# RECORD SET
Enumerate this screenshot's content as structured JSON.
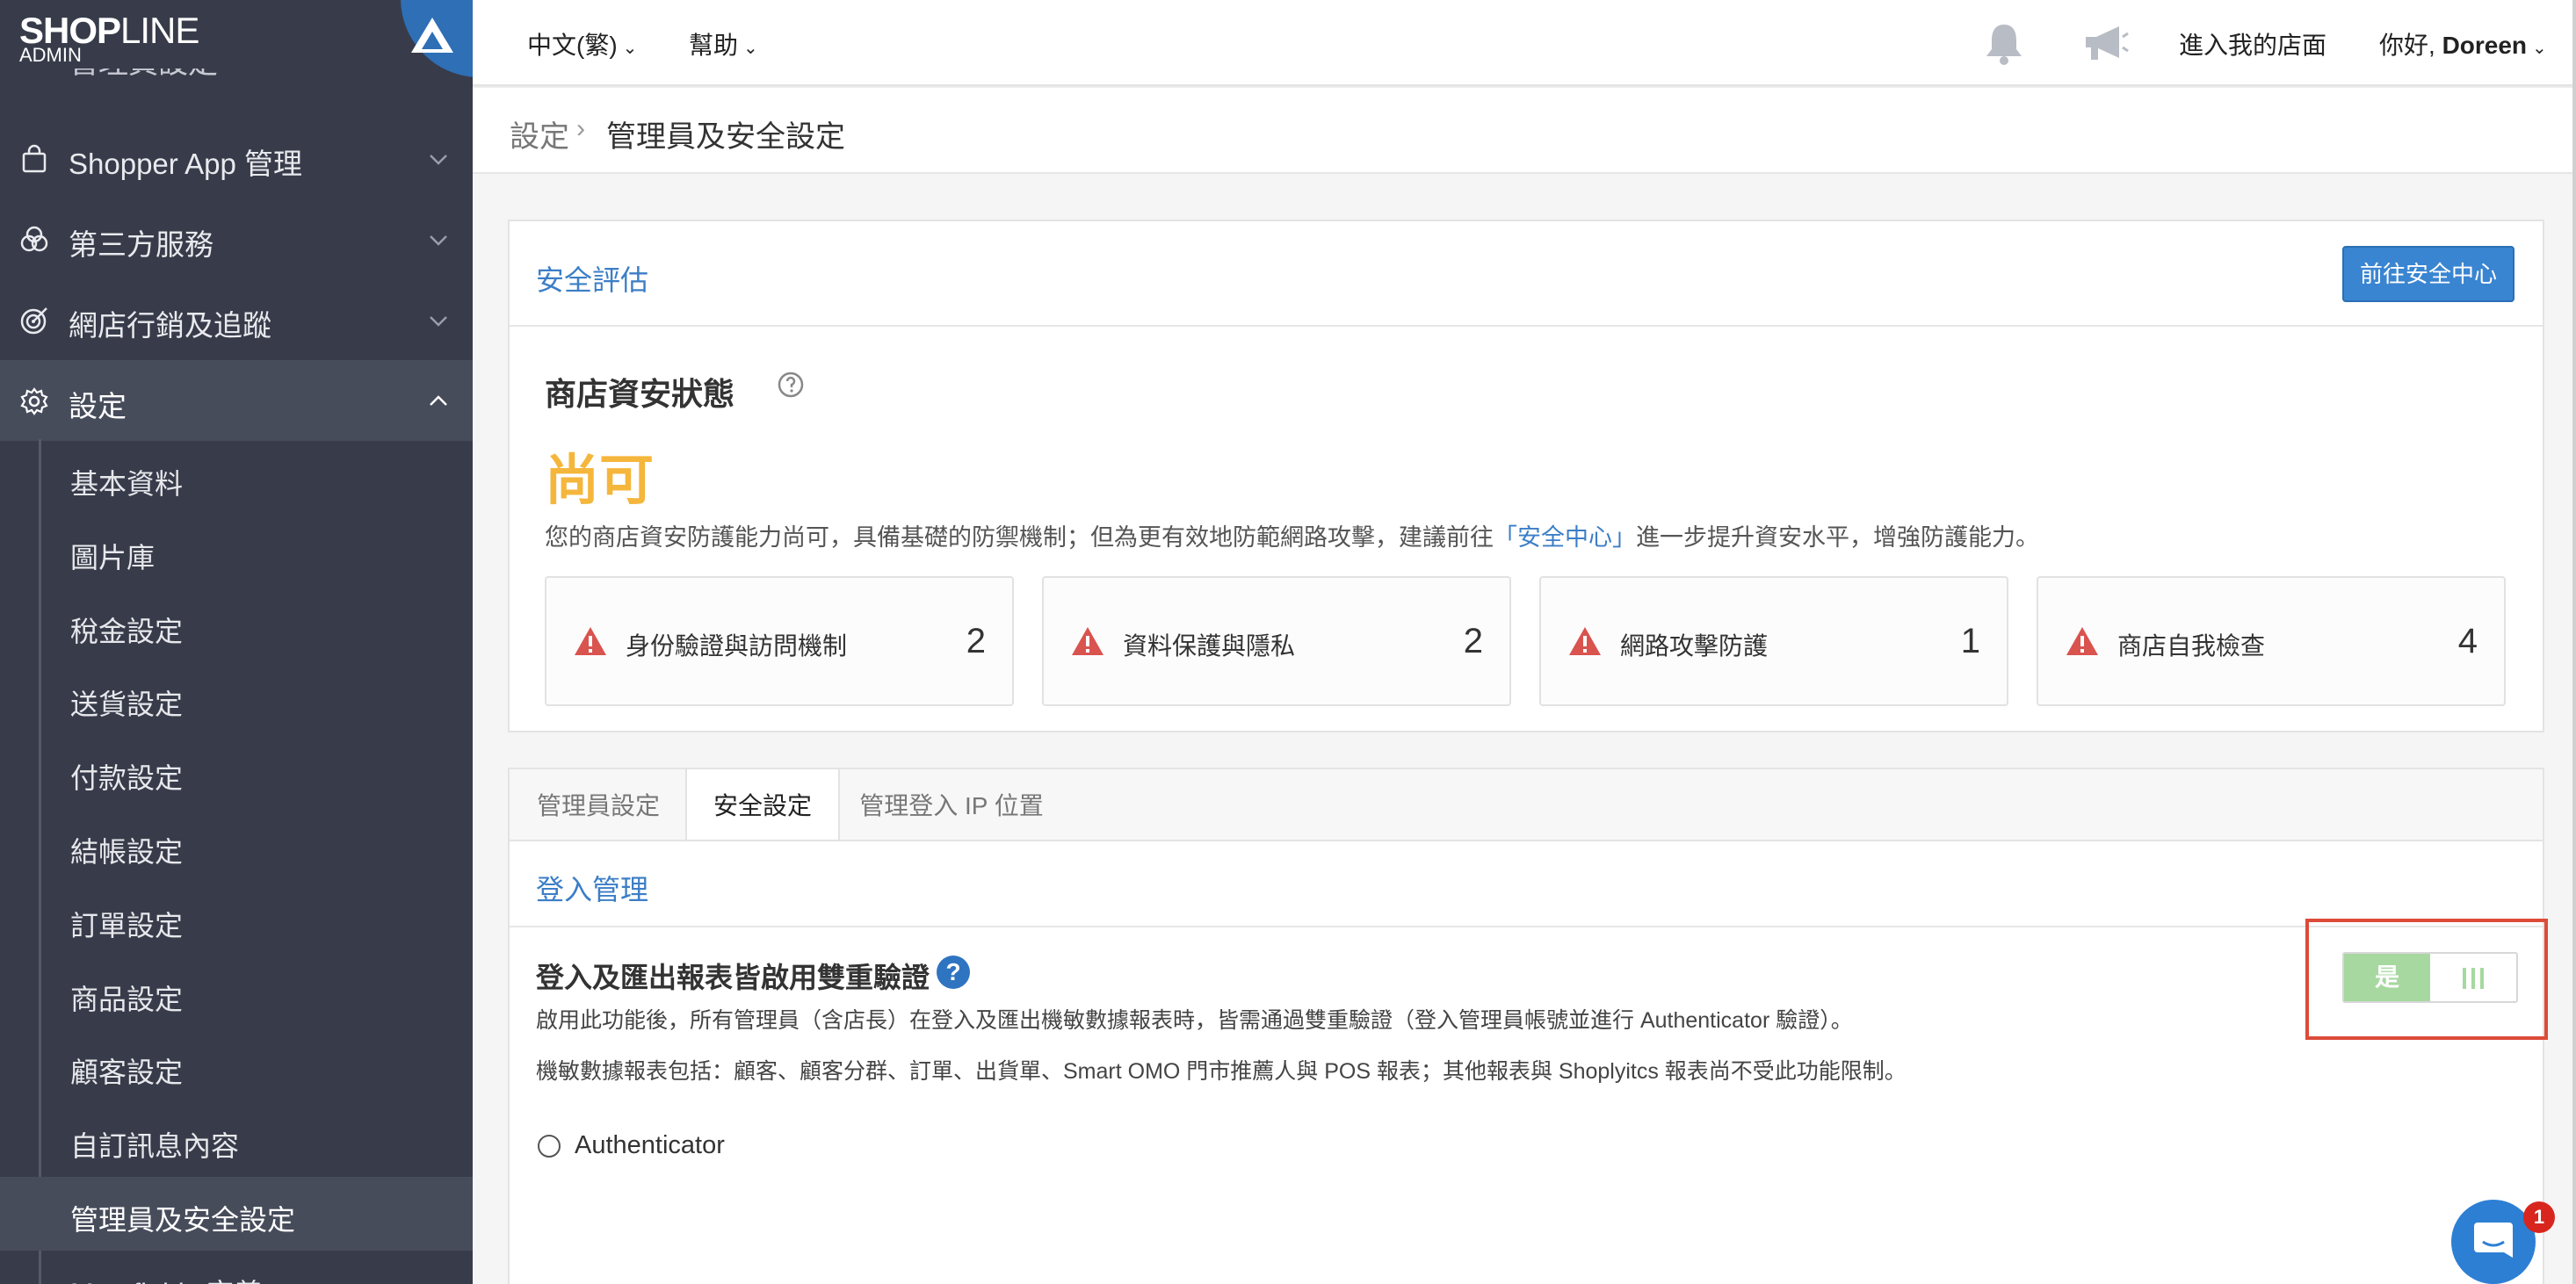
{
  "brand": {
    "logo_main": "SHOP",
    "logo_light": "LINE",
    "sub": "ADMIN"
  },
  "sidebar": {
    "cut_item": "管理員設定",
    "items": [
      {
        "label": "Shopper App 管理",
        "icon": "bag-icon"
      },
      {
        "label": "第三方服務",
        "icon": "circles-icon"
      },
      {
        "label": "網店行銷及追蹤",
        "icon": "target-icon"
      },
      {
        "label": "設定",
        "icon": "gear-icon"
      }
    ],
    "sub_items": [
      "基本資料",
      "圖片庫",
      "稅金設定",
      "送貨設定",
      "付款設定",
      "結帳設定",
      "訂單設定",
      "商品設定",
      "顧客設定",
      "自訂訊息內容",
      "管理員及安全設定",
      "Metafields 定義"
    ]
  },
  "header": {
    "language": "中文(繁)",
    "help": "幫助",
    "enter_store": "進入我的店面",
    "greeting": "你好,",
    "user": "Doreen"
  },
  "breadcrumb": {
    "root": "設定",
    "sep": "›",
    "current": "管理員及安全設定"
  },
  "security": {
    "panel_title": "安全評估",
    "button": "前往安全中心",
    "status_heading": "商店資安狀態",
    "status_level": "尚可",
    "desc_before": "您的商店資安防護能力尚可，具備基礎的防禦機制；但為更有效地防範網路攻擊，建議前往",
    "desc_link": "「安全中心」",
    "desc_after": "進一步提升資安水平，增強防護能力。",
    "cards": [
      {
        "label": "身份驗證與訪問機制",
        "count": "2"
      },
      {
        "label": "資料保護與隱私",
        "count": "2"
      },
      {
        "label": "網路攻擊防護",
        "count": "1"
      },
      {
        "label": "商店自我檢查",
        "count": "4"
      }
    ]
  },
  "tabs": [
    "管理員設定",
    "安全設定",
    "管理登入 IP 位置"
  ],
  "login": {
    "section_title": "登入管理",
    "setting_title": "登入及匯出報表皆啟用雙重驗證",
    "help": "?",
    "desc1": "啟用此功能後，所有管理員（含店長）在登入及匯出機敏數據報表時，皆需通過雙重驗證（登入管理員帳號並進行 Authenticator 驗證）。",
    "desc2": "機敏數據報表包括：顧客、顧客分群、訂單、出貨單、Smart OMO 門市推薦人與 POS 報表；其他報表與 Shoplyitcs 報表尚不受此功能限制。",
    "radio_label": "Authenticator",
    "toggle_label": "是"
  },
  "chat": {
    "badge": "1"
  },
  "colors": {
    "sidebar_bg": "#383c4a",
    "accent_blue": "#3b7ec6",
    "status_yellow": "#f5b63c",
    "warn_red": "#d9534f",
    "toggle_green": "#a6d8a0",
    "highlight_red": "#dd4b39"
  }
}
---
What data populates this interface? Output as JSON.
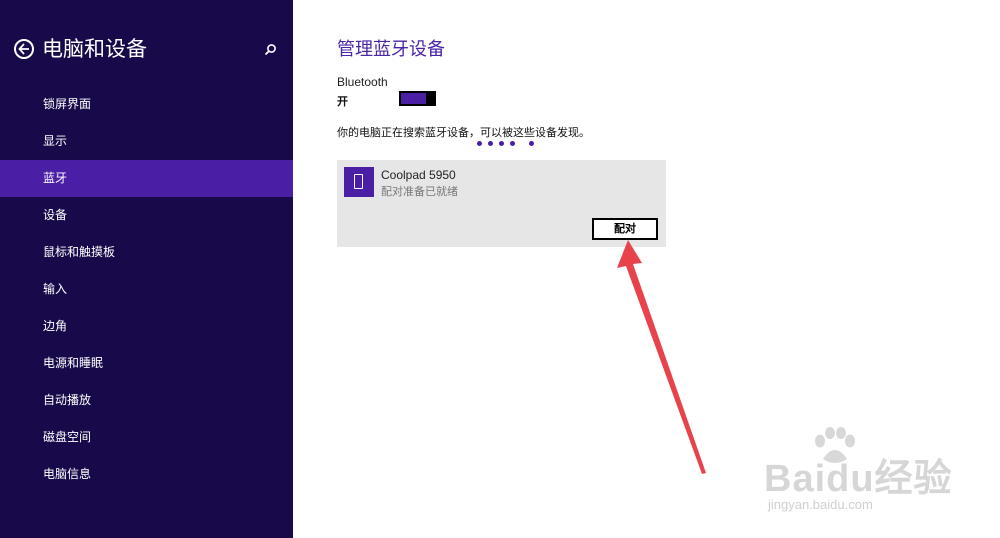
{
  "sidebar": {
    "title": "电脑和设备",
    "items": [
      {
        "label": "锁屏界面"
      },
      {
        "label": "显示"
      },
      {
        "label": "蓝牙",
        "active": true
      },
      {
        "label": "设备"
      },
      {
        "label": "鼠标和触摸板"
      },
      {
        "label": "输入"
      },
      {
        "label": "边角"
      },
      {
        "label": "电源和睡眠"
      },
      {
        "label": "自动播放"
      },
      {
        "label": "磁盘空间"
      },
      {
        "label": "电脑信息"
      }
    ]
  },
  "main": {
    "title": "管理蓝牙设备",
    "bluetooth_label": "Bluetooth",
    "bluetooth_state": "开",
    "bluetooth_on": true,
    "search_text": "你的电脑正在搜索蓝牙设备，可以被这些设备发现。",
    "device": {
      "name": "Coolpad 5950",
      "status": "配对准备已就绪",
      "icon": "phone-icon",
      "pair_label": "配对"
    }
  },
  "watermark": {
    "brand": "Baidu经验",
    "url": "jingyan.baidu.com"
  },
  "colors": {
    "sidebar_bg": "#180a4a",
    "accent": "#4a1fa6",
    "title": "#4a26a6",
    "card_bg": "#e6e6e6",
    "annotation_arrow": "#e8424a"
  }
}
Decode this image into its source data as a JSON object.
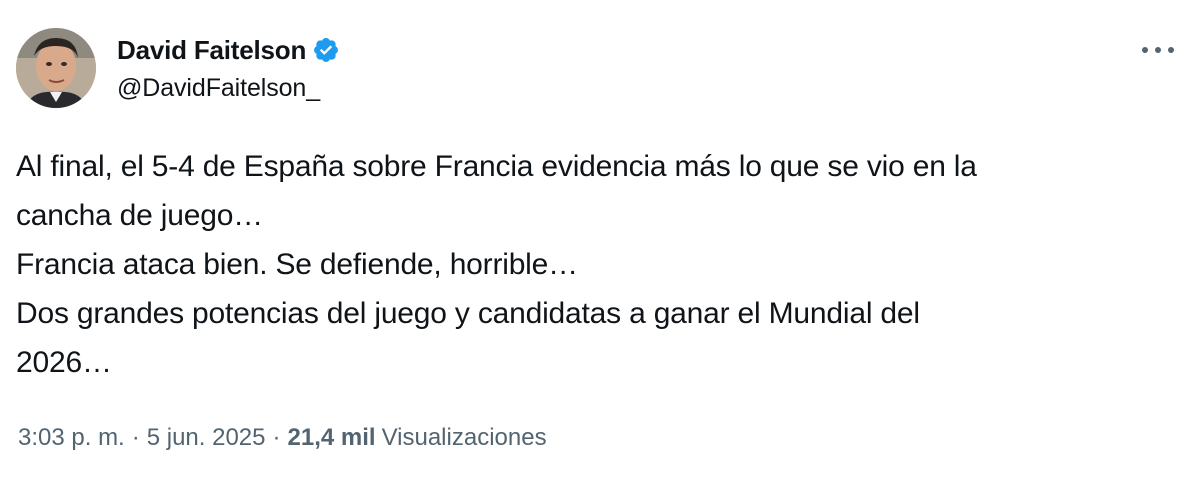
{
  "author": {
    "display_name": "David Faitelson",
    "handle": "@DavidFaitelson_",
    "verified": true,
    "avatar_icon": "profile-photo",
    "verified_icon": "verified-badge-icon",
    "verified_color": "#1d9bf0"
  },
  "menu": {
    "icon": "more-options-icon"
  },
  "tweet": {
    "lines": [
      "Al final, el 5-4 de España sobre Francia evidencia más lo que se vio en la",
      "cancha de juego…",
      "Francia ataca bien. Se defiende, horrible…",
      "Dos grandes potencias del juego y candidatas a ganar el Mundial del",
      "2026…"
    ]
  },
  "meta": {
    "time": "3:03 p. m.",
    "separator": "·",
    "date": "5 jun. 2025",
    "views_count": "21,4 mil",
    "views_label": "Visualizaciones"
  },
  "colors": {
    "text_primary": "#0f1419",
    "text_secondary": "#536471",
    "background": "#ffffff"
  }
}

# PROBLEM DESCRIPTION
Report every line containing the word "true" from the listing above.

# ANSWER BOX
        "active": true
    "bluetooth_on": true,
    "verified": true,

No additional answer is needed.